[Records Boundary: Start]

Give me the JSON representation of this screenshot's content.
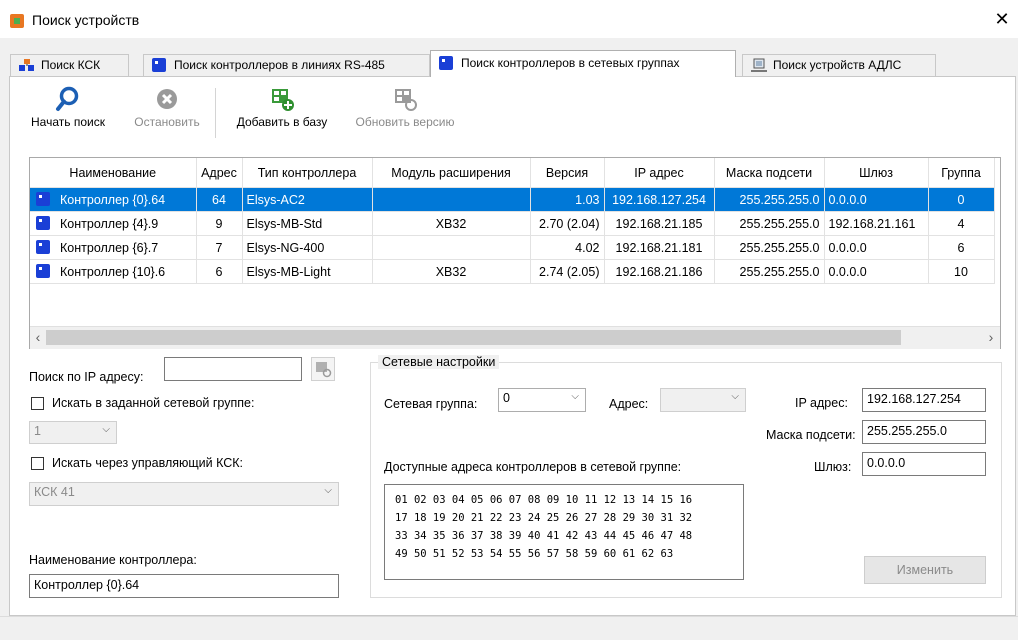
{
  "window": {
    "title": "Поиск устройств",
    "close": "✕"
  },
  "tabs": [
    {
      "label": "Поиск КСК"
    },
    {
      "label": "Поиск контроллеров в линиях RS-485"
    },
    {
      "label": "Поиск контроллеров в сетевых группах"
    },
    {
      "label": "Поиск устройств АДЛС"
    }
  ],
  "toolbar": {
    "start": "Начать поиск",
    "stop": "Остановить",
    "add": "Добавить в базу",
    "update": "Обновить версию"
  },
  "grid": {
    "columns": [
      "Наименование",
      "Адрес",
      "Тип контроллера",
      "Модуль расширения",
      "Версия",
      "IP адрес",
      "Маска подсети",
      "Шлюз",
      "Группа"
    ],
    "rows": [
      [
        "Контроллер {0}.64",
        "64",
        "Elsys-AC2",
        "",
        "1.03",
        "192.168.127.254",
        "255.255.255.0",
        "0.0.0.0",
        "0"
      ],
      [
        "Контроллер {4}.9",
        "9",
        "Elsys-MB-Std",
        "XB32",
        "2.70 (2.04)",
        "192.168.21.185",
        "255.255.255.0",
        "192.168.21.161",
        "4"
      ],
      [
        "Контроллер {6}.7",
        "7",
        "Elsys-NG-400",
        "",
        "4.02",
        "192.168.21.181",
        "255.255.255.0",
        "0.0.0.0",
        "6"
      ],
      [
        "Контроллер {10}.6",
        "6",
        "Elsys-MB-Light",
        "XB32",
        "2.74 (2.05)",
        "192.168.21.186",
        "255.255.255.0",
        "0.0.0.0",
        "10"
      ]
    ],
    "selected_row": 0
  },
  "left": {
    "ip_search_label": "Поиск по IP адресу:",
    "ip_search_value": "",
    "in_group_label": "Искать в заданной сетевой группе:",
    "group_value": "1",
    "via_ksk_label": "Искать через управляющий КСК:",
    "ksk_value": "КСК 41",
    "controller_name_label": "Наименование контроллера:",
    "controller_name_value": "Контроллер {0}.64"
  },
  "network": {
    "title": "Сетевые настройки",
    "group_label": "Сетевая группа:",
    "group_value": "0",
    "address_label": "Адрес:",
    "address_value": "",
    "ip_label": "IP адрес:",
    "ip_value": "192.168.127.254",
    "mask_label": "Маска подсети:",
    "mask_value": "255.255.255.0",
    "gateway_label": "Шлюз:",
    "gateway_value": "0.0.0.0",
    "available_label": "Доступные адреса контроллеров в сетевой группе:",
    "available_lines": [
      "01 02 03 04 05 06 07 08 09 10 11 12 13 14 15 16",
      "17 18 19 20 21 22 23 24 25 26 27 28 29 30 31 32",
      "33 34 35 36 37 38 39 40 41 42 43 44 45 46 47 48",
      "49 50 51 52 53 54 55 56 57 58 59 60 61 62 63"
    ],
    "change_button": "Изменить"
  }
}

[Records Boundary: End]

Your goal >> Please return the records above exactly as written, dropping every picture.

Expected output >>
Give me the JSON representation of this screenshot's content.
{
  "window": {
    "title": "Поиск устройств",
    "close": "✕"
  },
  "tabs": [
    {
      "label": "Поиск КСК"
    },
    {
      "label": "Поиск контроллеров в линиях RS-485"
    },
    {
      "label": "Поиск контроллеров в сетевых группах"
    },
    {
      "label": "Поиск устройств АДЛС"
    }
  ],
  "toolbar": {
    "start": "Начать поиск",
    "stop": "Остановить",
    "add": "Добавить в базу",
    "update": "Обновить версию"
  },
  "grid": {
    "columns": [
      "Наименование",
      "Адрес",
      "Тип контроллера",
      "Модуль расширения",
      "Версия",
      "IP адрес",
      "Маска подсети",
      "Шлюз",
      "Группа"
    ],
    "rows": [
      [
        "Контроллер {0}.64",
        "64",
        "Elsys-AC2",
        "",
        "1.03",
        "192.168.127.254",
        "255.255.255.0",
        "0.0.0.0",
        "0"
      ],
      [
        "Контроллер {4}.9",
        "9",
        "Elsys-MB-Std",
        "XB32",
        "2.70 (2.04)",
        "192.168.21.185",
        "255.255.255.0",
        "192.168.21.161",
        "4"
      ],
      [
        "Контроллер {6}.7",
        "7",
        "Elsys-NG-400",
        "",
        "4.02",
        "192.168.21.181",
        "255.255.255.0",
        "0.0.0.0",
        "6"
      ],
      [
        "Контроллер {10}.6",
        "6",
        "Elsys-MB-Light",
        "XB32",
        "2.74 (2.05)",
        "192.168.21.186",
        "255.255.255.0",
        "0.0.0.0",
        "10"
      ]
    ],
    "selected_row": 0
  },
  "left": {
    "ip_search_label": "Поиск по IP адресу:",
    "ip_search_value": "",
    "in_group_label": "Искать в заданной сетевой группе:",
    "group_value": "1",
    "via_ksk_label": "Искать через управляющий КСК:",
    "ksk_value": "КСК 41",
    "controller_name_label": "Наименование контроллера:",
    "controller_name_value": "Контроллер {0}.64"
  },
  "network": {
    "title": "Сетевые настройки",
    "group_label": "Сетевая группа:",
    "group_value": "0",
    "address_label": "Адрес:",
    "address_value": "",
    "ip_label": "IP адрес:",
    "ip_value": "192.168.127.254",
    "mask_label": "Маска подсети:",
    "mask_value": "255.255.255.0",
    "gateway_label": "Шлюз:",
    "gateway_value": "0.0.0.0",
    "available_label": "Доступные адреса контроллеров в сетевой группе:",
    "available_lines": [
      "01 02 03 04 05 06 07 08 09 10 11 12 13 14 15 16",
      "17 18 19 20 21 22 23 24 25 26 27 28 29 30 31 32",
      "33 34 35 36 37 38 39 40 41 42 43 44 45 46 47 48",
      "49 50 51 52 53 54 55 56 57 58 59 60 61 62 63"
    ],
    "change_button": "Изменить"
  }
}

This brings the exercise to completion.